In one, an aging singer serenades his wife before their marriage ends and their lives take a different direction. In another, a friend has been roped in to save his friend's marriage in an unconventional set-up. In the third story, an older musician couple interact with a young guitarist. As a result, the hollowness of this couple's equation with their own son comes through. The fourth one is a piece between a popular singer and a jazz musician. They meet in a swanky clinic where they have both had plastic surgery done. Although they are both bandaged and can't see each other, they connect through music, play each other's records, hum their favourite songs. This connection takes its time, though. In the final story, a Russian cellist finds and loses his groove through his interaction with an American virtuoso.

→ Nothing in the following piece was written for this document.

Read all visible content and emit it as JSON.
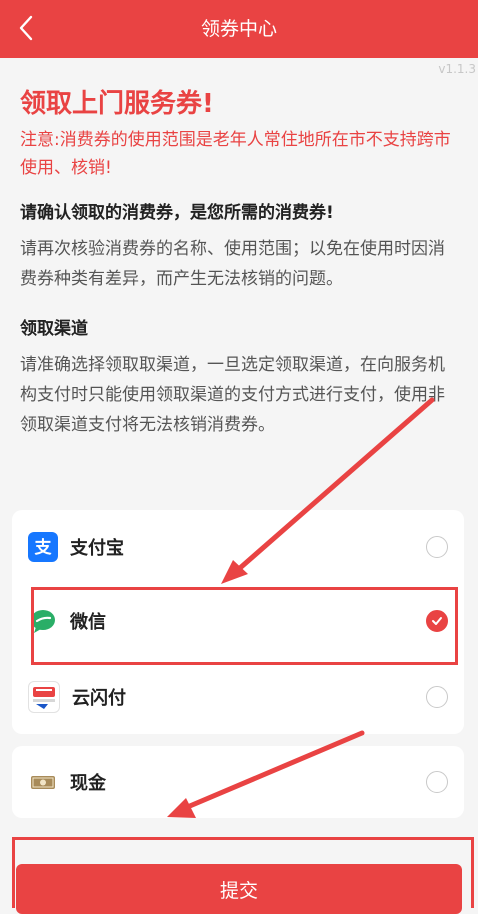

Each story is so delicately embroidered, so beautifully written - that they feel very touch and go...like gossamer, like the sweet smell of vanilla in milk, like the music that vanishes from the car when you go through a tunnel.
As a reality and a metaphor, Ishiguro explores the question of what remains when the music stops. And where would you be if the song played on.